**Task requirements**. Each line of the data below that holds the word "title" is to be reported in full.

--

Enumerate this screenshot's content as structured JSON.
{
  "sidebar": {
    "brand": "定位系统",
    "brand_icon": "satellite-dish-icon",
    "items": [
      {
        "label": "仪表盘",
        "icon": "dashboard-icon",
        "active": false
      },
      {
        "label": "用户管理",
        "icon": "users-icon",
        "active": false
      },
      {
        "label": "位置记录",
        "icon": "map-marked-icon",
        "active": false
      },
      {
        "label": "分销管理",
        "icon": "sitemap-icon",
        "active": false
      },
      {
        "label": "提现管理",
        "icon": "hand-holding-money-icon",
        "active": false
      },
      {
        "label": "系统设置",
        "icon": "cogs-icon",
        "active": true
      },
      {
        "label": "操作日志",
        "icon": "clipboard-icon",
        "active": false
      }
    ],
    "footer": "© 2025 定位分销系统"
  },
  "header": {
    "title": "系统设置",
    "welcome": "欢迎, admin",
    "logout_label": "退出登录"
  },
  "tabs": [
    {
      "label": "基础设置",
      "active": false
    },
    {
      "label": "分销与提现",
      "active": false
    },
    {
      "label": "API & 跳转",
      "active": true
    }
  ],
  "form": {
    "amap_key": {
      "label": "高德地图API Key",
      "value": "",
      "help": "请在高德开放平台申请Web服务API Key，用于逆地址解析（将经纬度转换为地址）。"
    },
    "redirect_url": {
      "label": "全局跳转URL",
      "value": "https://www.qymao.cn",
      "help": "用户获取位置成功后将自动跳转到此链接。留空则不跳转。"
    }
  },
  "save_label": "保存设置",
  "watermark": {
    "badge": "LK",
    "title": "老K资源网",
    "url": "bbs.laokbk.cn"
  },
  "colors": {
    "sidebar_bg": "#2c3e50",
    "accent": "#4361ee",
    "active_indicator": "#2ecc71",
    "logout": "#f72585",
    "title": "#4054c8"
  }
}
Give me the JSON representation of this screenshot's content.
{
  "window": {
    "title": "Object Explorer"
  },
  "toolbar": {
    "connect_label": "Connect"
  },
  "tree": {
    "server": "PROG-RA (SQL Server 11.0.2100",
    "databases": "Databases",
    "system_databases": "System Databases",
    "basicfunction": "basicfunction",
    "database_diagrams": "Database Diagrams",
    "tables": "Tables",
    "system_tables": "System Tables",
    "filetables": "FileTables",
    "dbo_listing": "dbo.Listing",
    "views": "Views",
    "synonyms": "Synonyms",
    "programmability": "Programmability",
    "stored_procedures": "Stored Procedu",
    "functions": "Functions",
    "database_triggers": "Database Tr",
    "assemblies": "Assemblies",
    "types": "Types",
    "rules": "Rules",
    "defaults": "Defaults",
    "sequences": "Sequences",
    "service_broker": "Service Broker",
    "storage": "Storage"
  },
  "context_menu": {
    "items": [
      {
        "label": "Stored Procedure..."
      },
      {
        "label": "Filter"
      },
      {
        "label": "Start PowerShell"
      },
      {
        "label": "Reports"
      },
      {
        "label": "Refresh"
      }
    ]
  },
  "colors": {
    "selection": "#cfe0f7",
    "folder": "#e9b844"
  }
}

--

**Task result**.
    "title": "系统设置",
    "title": "老K资源网",
    "title": "#4054c8"
    "title": "Object Explorer"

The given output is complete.